Asia Pacific Journal of Management
We propose a new construct-role-based paternalistic exchange, or followers' awareness of and engagement in a family-like exchange relationship with leaders that builds upon both leaders' parent-like role and followers' child-like obligation. We use this construct to explain the joint effect of leader authoritarianism and benevolence, the essential components of paternalistic leadership, on two culture-specific follower outcomes in Chinese settings: emic organizational citizenship behavior and deference to supervisor. Using three independent samples, we develop a unidimensional measure. We then employ another sample to test how leader authoritarianism and benevolence relate to role-based paternalistic exchange and, thereby, the two follower outcomes indirectly.
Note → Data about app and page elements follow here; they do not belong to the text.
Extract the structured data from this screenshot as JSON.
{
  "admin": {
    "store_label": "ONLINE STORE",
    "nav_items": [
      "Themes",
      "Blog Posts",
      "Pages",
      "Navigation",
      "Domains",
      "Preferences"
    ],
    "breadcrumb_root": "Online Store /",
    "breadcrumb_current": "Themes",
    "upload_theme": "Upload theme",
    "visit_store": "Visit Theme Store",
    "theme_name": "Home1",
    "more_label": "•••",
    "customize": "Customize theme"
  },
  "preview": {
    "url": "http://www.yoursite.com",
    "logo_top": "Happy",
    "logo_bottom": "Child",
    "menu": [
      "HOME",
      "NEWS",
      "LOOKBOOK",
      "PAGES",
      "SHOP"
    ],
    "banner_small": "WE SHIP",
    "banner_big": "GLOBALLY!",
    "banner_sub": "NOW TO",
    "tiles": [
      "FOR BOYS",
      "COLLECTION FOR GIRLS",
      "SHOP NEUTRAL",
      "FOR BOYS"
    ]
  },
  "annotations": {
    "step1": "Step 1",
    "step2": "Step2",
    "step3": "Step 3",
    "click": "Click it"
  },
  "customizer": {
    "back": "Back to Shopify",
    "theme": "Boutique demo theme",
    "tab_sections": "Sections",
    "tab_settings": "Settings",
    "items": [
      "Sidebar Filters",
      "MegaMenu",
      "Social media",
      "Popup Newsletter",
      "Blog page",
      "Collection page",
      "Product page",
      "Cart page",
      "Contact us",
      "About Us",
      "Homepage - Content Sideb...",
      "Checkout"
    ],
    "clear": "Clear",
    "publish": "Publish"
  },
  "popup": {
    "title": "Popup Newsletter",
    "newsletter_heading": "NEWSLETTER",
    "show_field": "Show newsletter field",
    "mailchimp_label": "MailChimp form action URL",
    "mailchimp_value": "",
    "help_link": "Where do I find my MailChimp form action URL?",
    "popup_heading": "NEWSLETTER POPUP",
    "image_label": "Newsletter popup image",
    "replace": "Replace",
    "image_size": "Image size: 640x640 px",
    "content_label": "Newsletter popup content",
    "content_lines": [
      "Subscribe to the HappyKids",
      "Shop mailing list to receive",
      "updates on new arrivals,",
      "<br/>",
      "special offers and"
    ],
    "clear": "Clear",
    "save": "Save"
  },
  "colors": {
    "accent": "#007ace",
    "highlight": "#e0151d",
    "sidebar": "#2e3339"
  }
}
Our results indicate that, in contrast to authoritarianism- or benevolence-dominant paternalistic leadership, classical paternalistic leadership (the balanced display of leader authoritarianism and benevolence) has the greatest potential to facilitate role-based paternalistic exchange, which, in turn, positively relates to the two follower outcomes. These results suggest that role-based paternalistic exchange advances our understanding of how paternalistic leadership enhances emic outcomes in Chinese settings.
We propose a new typology of paternalistic leadership styles based on how leaders demonstrate authoritarianism and benevolence, the two essential components of this type of leadership. Benevolence-dominant paternalistic leadership refers to leaders sole dependence on the use of benevolence without their strong assertion of authority, whereas authoritarianism-dominant paternalistic leadership is based mainly on authoritarianism itself; classical paternalistic leadership, which best fits early observations of paternalistic leaders, refers to the salient combination of both leadership components. We used two distinct samples and methods to test this typology and the association with subordinate performance. Across the two studies, a field investigation with Taiwanese military supervisor-subordinate dyads and a hypothetical scenario experiment with U.S. working adults, we found a positive relationship between classical paternalistic leadership and subordinate performance as strong as that between benevolence-dominant paternalistic leadership and performance. Our findings echo the phenomenon that paternalistic leaders tend to combine benevolence with authoritarianism to affect subordinate performance.